### Work task
Out of the listing below, copy every line that carries the string "ececec".

◆ ◆ ◆ ◆

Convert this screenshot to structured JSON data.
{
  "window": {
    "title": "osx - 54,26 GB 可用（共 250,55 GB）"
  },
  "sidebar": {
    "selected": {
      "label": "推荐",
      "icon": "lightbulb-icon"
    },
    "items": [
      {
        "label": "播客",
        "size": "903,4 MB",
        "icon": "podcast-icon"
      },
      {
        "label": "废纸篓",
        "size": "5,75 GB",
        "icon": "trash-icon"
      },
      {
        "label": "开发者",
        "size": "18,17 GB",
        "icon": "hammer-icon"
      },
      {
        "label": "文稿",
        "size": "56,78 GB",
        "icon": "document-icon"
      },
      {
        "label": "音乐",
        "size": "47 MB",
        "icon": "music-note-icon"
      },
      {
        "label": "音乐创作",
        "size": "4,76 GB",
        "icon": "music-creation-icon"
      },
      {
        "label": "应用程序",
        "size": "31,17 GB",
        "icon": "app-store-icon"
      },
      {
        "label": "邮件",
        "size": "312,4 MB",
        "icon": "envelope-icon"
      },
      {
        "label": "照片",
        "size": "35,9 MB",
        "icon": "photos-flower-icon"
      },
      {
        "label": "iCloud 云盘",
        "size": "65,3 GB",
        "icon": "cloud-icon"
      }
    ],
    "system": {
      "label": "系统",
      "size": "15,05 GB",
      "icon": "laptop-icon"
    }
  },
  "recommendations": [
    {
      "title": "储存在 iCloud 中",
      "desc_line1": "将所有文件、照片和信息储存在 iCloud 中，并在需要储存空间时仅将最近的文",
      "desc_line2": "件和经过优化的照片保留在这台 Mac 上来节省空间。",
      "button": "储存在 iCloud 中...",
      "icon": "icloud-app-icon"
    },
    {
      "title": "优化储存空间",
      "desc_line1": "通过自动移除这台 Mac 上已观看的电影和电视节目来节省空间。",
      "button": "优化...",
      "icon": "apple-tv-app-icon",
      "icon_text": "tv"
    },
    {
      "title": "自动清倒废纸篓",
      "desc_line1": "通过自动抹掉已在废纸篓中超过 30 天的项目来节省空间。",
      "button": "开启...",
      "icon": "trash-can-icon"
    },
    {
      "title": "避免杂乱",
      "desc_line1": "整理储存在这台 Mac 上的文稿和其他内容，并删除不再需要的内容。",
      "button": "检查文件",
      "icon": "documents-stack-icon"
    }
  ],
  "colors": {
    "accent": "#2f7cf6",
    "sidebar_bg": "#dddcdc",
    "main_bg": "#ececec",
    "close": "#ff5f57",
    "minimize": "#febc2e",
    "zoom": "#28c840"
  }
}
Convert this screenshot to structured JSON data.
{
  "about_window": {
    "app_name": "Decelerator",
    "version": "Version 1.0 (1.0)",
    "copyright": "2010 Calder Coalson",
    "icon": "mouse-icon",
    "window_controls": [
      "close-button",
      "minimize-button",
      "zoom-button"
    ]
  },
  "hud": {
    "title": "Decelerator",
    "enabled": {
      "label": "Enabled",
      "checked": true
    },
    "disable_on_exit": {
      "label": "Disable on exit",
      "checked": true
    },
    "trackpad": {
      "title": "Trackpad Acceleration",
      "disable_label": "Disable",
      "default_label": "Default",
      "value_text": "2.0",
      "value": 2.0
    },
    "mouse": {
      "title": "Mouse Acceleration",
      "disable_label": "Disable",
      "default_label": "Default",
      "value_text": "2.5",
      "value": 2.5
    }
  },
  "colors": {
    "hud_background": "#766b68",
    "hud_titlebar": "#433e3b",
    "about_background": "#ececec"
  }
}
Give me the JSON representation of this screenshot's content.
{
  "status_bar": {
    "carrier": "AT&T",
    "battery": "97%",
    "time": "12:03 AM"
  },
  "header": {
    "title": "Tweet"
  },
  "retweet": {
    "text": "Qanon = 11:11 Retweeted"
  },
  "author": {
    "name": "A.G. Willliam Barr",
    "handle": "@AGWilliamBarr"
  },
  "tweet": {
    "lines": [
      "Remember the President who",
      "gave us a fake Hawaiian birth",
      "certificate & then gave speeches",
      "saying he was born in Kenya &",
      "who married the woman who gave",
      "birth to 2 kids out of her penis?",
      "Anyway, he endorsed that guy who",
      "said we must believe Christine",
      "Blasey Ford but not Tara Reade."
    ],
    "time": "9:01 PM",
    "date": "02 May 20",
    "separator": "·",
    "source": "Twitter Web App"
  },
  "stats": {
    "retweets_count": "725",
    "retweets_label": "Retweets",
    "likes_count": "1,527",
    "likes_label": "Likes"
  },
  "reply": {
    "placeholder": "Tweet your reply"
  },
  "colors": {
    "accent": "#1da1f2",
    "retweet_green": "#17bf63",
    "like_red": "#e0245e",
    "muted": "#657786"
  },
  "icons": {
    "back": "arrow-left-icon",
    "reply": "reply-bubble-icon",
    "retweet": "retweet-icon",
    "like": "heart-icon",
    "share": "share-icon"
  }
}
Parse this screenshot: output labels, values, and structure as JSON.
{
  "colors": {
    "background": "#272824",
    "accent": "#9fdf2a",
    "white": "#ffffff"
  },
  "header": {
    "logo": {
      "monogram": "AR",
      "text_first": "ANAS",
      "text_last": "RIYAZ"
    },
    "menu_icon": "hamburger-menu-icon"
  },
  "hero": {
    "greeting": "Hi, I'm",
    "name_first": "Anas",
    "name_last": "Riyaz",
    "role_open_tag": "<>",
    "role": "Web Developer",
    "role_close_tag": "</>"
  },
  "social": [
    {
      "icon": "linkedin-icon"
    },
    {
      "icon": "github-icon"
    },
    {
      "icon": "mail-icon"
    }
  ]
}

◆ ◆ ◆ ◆

### Exercise answer
    "main_bg": "#ececec",
    "about_background": "#ececec"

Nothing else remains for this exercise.